Born(1901-08-18)18 August 1901
Died21 March 1999(1999-03-21) (aged 97)
Paris, France
Alma materÉcole Normale Supérieure

Jean Guitton (August 18, 1901 – March 21, 1999) was a French Catholic philosopher and theologian.


Born in Saint-Étienne, Loire in August 1901, he studied at the Lycée du Parc in Lyon and was accepted at the École Normale Supérieure in Paris in 1920. His principal religious and intellectual influence was from a blind priest, Francois Pouget. He finished his philosophical studies in the early 1920s and later became a professor in many French universities. During World War II, he was made a war prisoner by the Nazis. In the year 1954, he earned a literary award from the Académie française. From 1955 to 1968 he continued his works as a professor of philosophy at the Sorbonne. He became a member of the Académie française in 1961.[1]

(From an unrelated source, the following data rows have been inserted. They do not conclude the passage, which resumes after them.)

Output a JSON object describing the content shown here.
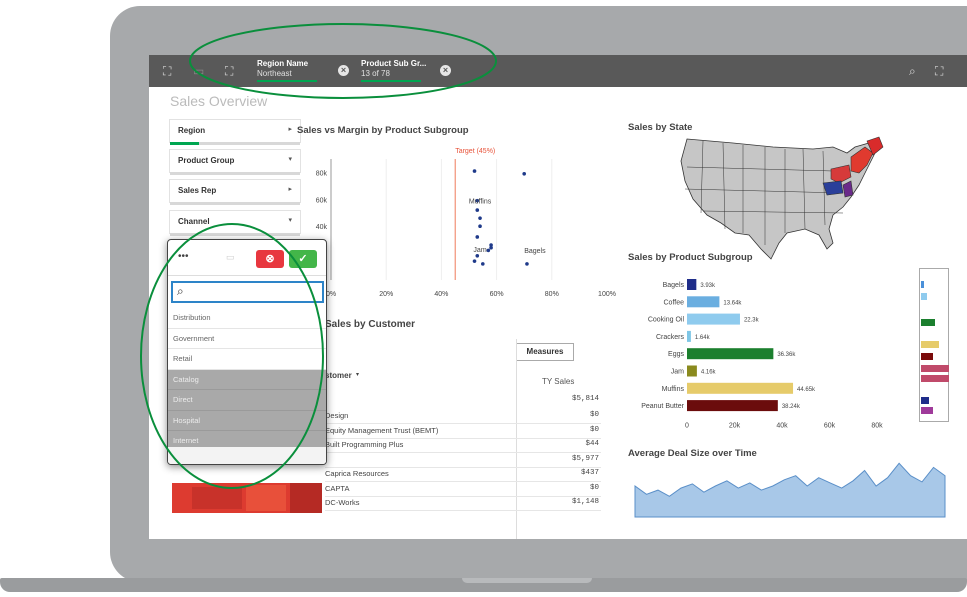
{
  "topbar": {
    "left_icons": [
      "select-icon",
      "back-icon",
      "forward-icon"
    ],
    "selections": [
      {
        "title": "Region Name",
        "value": "Northeast"
      },
      {
        "title": "Product Sub Gr...",
        "value": "13 of 78"
      }
    ],
    "right_icons": [
      "search-icon",
      "fullscreen-icon"
    ]
  },
  "page_title": "Sales Overview",
  "filters": [
    {
      "label": "Region",
      "fill": 0.22
    },
    {
      "label": "Product Group",
      "fill": 0.0
    },
    {
      "label": "Sales Rep",
      "fill": 0.0
    },
    {
      "label": "Channel",
      "fill": 0.0
    }
  ],
  "popup": {
    "dots": "•••",
    "search_placeholder": "",
    "cancel_icon": "close-icon",
    "confirm_icon": "check-icon",
    "items": [
      {
        "label": "Distribution",
        "state": "possible"
      },
      {
        "label": "Government",
        "state": "possible"
      },
      {
        "label": "Retail",
        "state": "possible"
      },
      {
        "label": "Catalog",
        "state": "excluded"
      },
      {
        "label": "Direct",
        "state": "excluded"
      },
      {
        "label": "Hospital",
        "state": "excluded"
      },
      {
        "label": "Internet",
        "state": "excluded"
      }
    ]
  },
  "scatter": {
    "title": "Sales vs Margin by Product Subgroup",
    "target_label": "Target (45%)",
    "y_ticks": [
      "80k",
      "60k",
      "40k"
    ],
    "x_ticks": [
      "0%",
      "20%",
      "40%",
      "60%",
      "80%",
      "100%"
    ],
    "point_labels": [
      "Muffins",
      "Jam",
      "Bagels"
    ],
    "chart_data": {
      "type": "scatter",
      "title": "Sales vs Margin by Product Subgroup",
      "target": 45,
      "x": [
        52,
        70,
        53,
        53,
        54,
        54,
        53,
        58,
        58,
        57,
        53,
        52,
        55,
        71
      ],
      "y": [
        81,
        79,
        59,
        52,
        46,
        40,
        32,
        26,
        24,
        22,
        18,
        14,
        12,
        12
      ],
      "labels": {
        "Muffins": [
          54,
          57
        ],
        "Jam": [
          54,
          21
        ],
        "Bagels": [
          70,
          20
        ]
      },
      "xlim": [
        0,
        100
      ],
      "ylim": [
        0,
        90
      ]
    }
  },
  "customers": {
    "title": "Sales by Customer",
    "measures_label": "Measures",
    "column_header": "stomer",
    "ty_header": "TY Sales",
    "total": "$5,814",
    "rows": [
      {
        "name": "Design",
        "value": "$0"
      },
      {
        "name": "Equity Management Trust (BEMT)",
        "value": "$0"
      },
      {
        "name": "Built Programming Plus",
        "value": "$44"
      },
      {
        "name": "",
        "value": "$5,977"
      },
      {
        "name": "Caprica Resources",
        "value": "$437"
      },
      {
        "name": "CAPTA",
        "value": "$0"
      },
      {
        "name": "DC-Works",
        "value": "$1,148"
      }
    ]
  },
  "map": {
    "title": "Sales by State"
  },
  "subgroup": {
    "title": "Sales by Product Subgroup",
    "x_ticks": [
      "0",
      "20k",
      "40k",
      "60k",
      "80k"
    ],
    "chart_data": {
      "type": "bar",
      "orientation": "horizontal",
      "categories": [
        "Bagels",
        "Coffee",
        "Cooking Oil",
        "Crackers",
        "Eggs",
        "Jam",
        "Muffins",
        "Peanut Butter"
      ],
      "values": [
        3.93,
        13.64,
        22.3,
        1.64,
        36.36,
        4.16,
        44.65,
        38.24
      ],
      "labels": [
        "3.93k",
        "13.64k",
        "22.3k",
        "1.64k",
        "36.36k",
        "4.16k",
        "44.65k",
        "38.24k"
      ],
      "colors": [
        "#1f2d8a",
        "#6aaee0",
        "#8fcbee",
        "#7ec6e6",
        "#1b7f2e",
        "#8a8a1e",
        "#e6cb6a",
        "#6b0c0c"
      ],
      "xlim": [
        0,
        80
      ]
    }
  },
  "mini_colors": [
    "#4a90d9",
    "#8fcbee",
    "#1b7f2e",
    "#e6cb6a",
    "#7a0a0a",
    "#c04a6a",
    "#c04a6a",
    "#1f2d8a",
    "#9f3a9a"
  ],
  "deal": {
    "title": "Average Deal Size over Time",
    "chart_data": {
      "type": "area",
      "values": [
        30,
        22,
        26,
        20,
        28,
        32,
        24,
        30,
        35,
        28,
        33,
        26,
        30,
        36,
        40,
        30,
        38,
        33,
        28,
        35,
        45,
        30,
        38,
        52,
        40,
        34,
        48,
        40
      ]
    }
  },
  "annotation_color": "#0a8f3c"
}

Invited as an observer to the ecumenical council of Vatican II, the first lay person to be granted this honor, he would become a close friend of Pope Paul VI.

He died in Paris at 97 in 1999. During his life, he was also awarded the Great Cross of the National Order of Merit, Commander of the Légion d'Honneur and of the Arts and Letters Medal.

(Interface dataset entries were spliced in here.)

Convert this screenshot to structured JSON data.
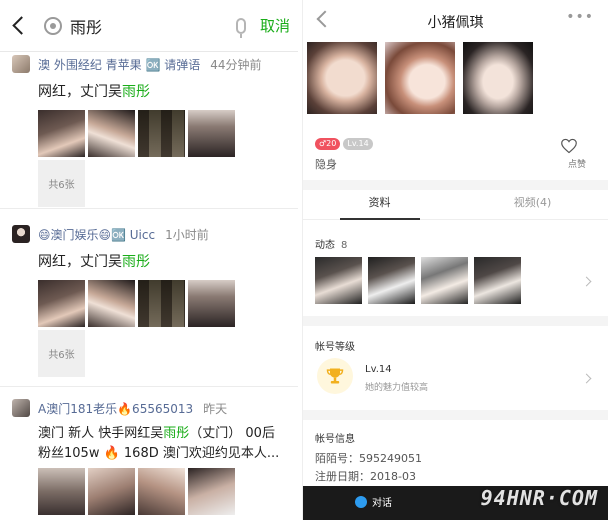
{
  "search": {
    "query": "雨彤",
    "cancel_label": "取消"
  },
  "posts": [
    {
      "author": "澳 外围经纪 青苹果 🆗 请弹语",
      "time": "44分钟前",
      "text_before": "网红，丈门吴",
      "text_highlight": "雨彤",
      "text_after": "",
      "more_label": "共6张"
    },
    {
      "author": "😄澳门娱乐😄🆗 Uicc",
      "time": "1小时前",
      "text_before": "网红，丈门吴",
      "text_highlight": "雨彤",
      "text_after": "",
      "more_label": "共6张"
    },
    {
      "author": "A澳门181老乐🔥65565013",
      "time": "昨天",
      "text_before": "澳门 新人 快手网红吴",
      "text_highlight": "雨彤",
      "text_after": "（丈门） 00后",
      "text_line2": "粉丝105w 🔥 168D 澳门欢迎约见本人..."
    }
  ],
  "profile": {
    "name": "小猪佩琪",
    "more": "•••",
    "badges": [
      "♂20",
      "Lv.14"
    ],
    "status": "隐身",
    "like_label": "点赞",
    "tabs": [
      "资料",
      "视频(4)"
    ],
    "dynamics_label": "动态",
    "dynamics_count": "8",
    "level_section": "帐号等级",
    "level": "Lv.14",
    "level_desc": "她的魅力值较高",
    "info_section": "帐号信息",
    "momo_id": "陌陌号：595249051",
    "register_date": "注册日期：2018-03",
    "chat_label": "对话"
  },
  "watermark": "94HNR·COM",
  "colors": {
    "wechat_green": "#1aad19",
    "link_blue": "#576b95",
    "badge_red": "#f0525f"
  }
}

In most of his works Jean Guitton writes about and discusses the agnostic confrontation between human faith and human logic. He wrote around fifty books.